- [Directions]: The records that follow must be repeated exactly, except for their pictures.

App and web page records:
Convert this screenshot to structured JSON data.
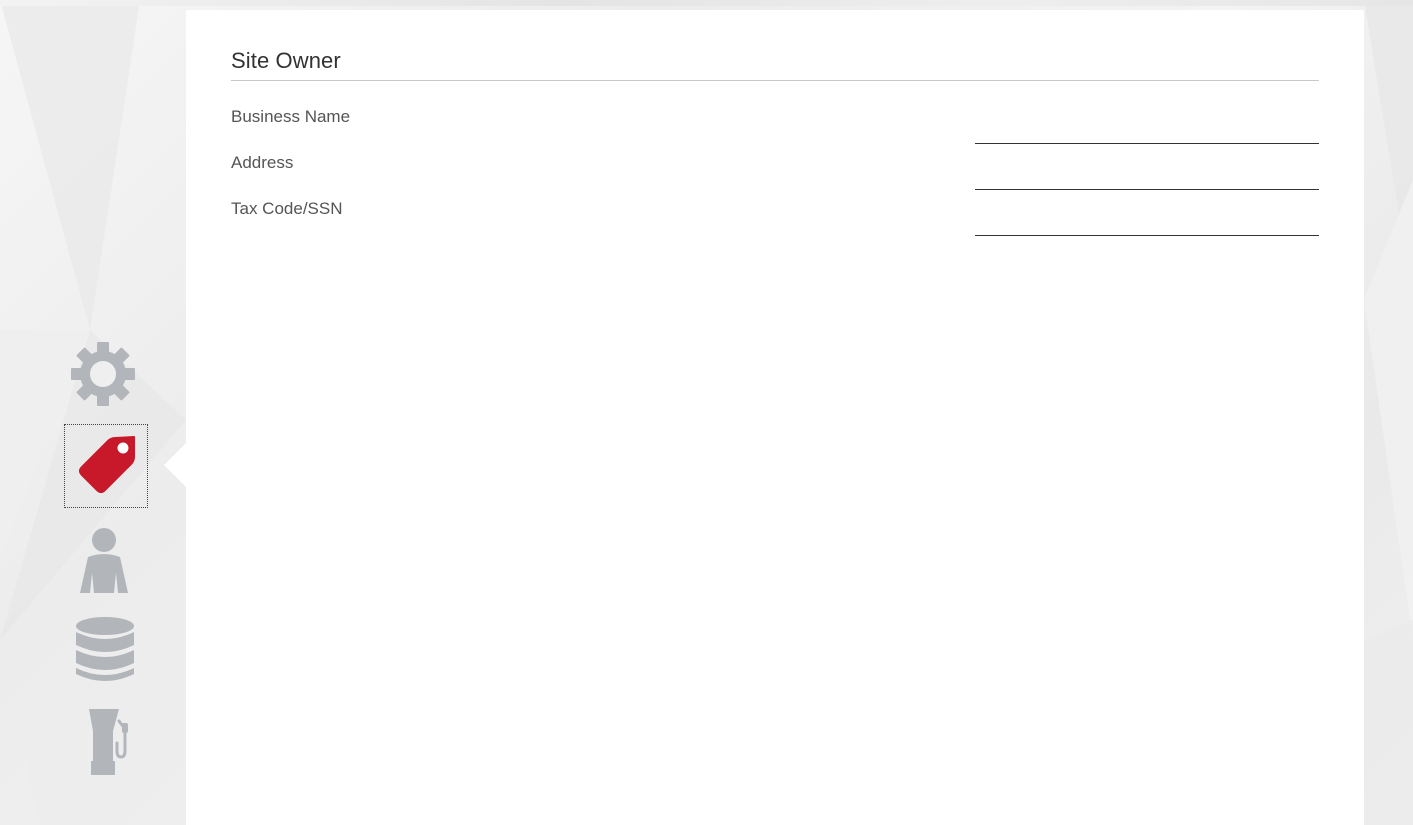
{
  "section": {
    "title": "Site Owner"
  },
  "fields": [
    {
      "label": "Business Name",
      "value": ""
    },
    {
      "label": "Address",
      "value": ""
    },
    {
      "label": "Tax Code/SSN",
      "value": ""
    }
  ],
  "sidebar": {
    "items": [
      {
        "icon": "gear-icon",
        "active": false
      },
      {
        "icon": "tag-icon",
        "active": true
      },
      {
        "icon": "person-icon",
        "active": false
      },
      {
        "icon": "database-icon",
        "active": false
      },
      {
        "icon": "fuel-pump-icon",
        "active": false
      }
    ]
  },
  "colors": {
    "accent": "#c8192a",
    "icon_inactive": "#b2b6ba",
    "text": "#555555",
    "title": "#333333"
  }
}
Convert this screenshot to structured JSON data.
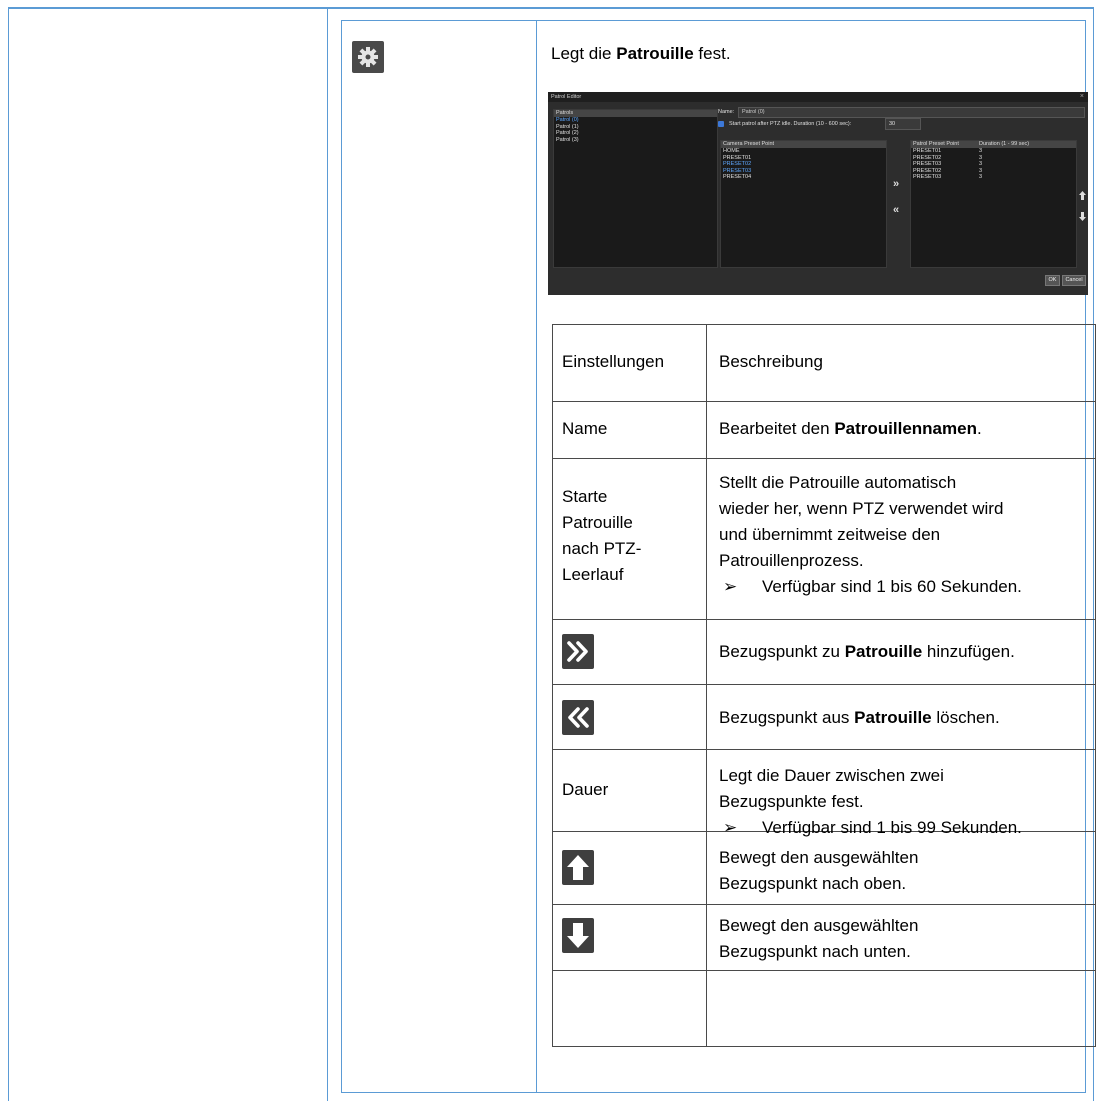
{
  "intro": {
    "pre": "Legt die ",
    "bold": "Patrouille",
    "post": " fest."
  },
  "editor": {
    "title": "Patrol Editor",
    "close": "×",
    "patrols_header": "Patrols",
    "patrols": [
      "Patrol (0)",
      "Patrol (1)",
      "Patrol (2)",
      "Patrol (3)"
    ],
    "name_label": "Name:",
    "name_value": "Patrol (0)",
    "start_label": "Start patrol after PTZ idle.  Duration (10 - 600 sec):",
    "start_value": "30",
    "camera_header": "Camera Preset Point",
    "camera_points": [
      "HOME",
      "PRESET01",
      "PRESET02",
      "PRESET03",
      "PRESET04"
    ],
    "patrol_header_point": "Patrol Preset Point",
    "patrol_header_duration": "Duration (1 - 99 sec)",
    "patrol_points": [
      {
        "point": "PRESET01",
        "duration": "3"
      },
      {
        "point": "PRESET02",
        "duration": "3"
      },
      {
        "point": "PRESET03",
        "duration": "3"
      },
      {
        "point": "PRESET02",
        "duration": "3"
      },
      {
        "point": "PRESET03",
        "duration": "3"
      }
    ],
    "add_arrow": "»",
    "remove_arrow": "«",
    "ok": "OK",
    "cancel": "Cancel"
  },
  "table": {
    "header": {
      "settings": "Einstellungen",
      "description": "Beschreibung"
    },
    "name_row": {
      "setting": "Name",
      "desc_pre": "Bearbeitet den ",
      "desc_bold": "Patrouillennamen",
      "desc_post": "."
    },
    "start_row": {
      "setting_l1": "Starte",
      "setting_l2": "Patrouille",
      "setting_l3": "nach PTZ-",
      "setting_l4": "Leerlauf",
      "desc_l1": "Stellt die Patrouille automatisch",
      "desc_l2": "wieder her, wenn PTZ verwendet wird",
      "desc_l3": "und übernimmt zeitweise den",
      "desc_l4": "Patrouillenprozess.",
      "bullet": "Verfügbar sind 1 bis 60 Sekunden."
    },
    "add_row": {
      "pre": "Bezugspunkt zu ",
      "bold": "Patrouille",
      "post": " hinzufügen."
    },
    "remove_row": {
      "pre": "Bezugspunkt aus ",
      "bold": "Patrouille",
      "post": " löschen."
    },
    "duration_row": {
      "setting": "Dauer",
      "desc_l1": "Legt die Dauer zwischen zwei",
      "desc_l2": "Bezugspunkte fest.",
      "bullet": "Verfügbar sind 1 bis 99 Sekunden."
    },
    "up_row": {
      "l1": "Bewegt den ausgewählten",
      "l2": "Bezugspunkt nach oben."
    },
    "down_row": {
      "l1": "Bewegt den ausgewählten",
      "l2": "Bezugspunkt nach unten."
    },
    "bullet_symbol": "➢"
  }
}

- [Solution to the problem]:
Convert this screenshot to structured JSON data.
{
  "section": {
    "title": "Site Owner"
  },
  "fields": [
    {
      "label": "Business Name",
      "value": ""
    },
    {
      "label": "Address",
      "value": ""
    },
    {
      "label": "Tax Code/SSN",
      "value": ""
    }
  ],
  "sidebar": {
    "items": [
      {
        "icon": "gear-icon",
        "active": false
      },
      {
        "icon": "tag-icon",
        "active": true
      },
      {
        "icon": "person-icon",
        "active": false
      },
      {
        "icon": "database-icon",
        "active": false
      },
      {
        "icon": "fuel-pump-icon",
        "active": false
      }
    ]
  },
  "colors": {
    "accent": "#c8192a",
    "icon_inactive": "#b2b6ba",
    "text": "#555555",
    "title": "#333333"
  }
}
Convert this screenshot to structured JSON data.
{
  "intro": {
    "pre": "Legt die ",
    "bold": "Patrouille",
    "post": " fest."
  },
  "editor": {
    "title": "Patrol Editor",
    "close": "×",
    "patrols_header": "Patrols",
    "patrols": [
      "Patrol (0)",
      "Patrol (1)",
      "Patrol (2)",
      "Patrol (3)"
    ],
    "name_label": "Name:",
    "name_value": "Patrol (0)",
    "start_label": "Start patrol after PTZ idle.  Duration (10 - 600 sec):",
    "start_value": "30",
    "camera_header": "Camera Preset Point",
    "camera_points": [
      "HOME",
      "PRESET01",
      "PRESET02",
      "PRESET03",
      "PRESET04"
    ],
    "patrol_header_point": "Patrol Preset Point",
    "patrol_header_duration": "Duration (1 - 99 sec)",
    "patrol_points": [
      {
        "point": "PRESET01",
        "duration": "3"
      },
      {
        "point": "PRESET02",
        "duration": "3"
      },
      {
        "point": "PRESET03",
        "duration": "3"
      },
      {
        "point": "PRESET02",
        "duration": "3"
      },
      {
        "point": "PRESET03",
        "duration": "3"
      }
    ],
    "add_arrow": "»",
    "remove_arrow": "«",
    "ok": "OK",
    "cancel": "Cancel"
  },
  "table": {
    "header": {
      "settings": "Einstellungen",
      "description": "Beschreibung"
    },
    "name_row": {
      "setting": "Name",
      "desc_pre": "Bearbeitet den ",
      "desc_bold": "Patrouillennamen",
      "desc_post": "."
    },
    "start_row": {
      "setting_l1": "Starte",
      "setting_l2": "Patrouille",
      "setting_l3": "nach PTZ-",
      "setting_l4": "Leerlauf",
      "desc_l1": "Stellt die Patrouille automatisch",
      "desc_l2": "wieder her, wenn PTZ verwendet wird",
      "desc_l3": "und übernimmt zeitweise den",
      "desc_l4": "Patrouillenprozess.",
      "bullet": "Verfügbar sind 1 bis 60 Sekunden."
    },
    "add_row": {
      "pre": "Bezugspunkt zu ",
      "bold": "Patrouille",
      "post": " hinzufügen."
    },
    "remove_row": {
      "pre": "Bezugspunkt aus ",
      "bold": "Patrouille",
      "post": " löschen."
    },
    "duration_row": {
      "setting": "Dauer",
      "desc_l1": "Legt die Dauer zwischen zwei",
      "desc_l2": "Bezugspunkte fest.",
      "bullet": "Verfügbar sind 1 bis 99 Sekunden."
    },
    "up_row": {
      "l1": "Bewegt den ausgewählten",
      "l2": "Bezugspunkt nach oben."
    },
    "down_row": {
      "l1": "Bewegt den ausgewählten",
      "l2": "Bezugspunkt nach unten."
    },
    "bullet_symbol": "➢"
  }
}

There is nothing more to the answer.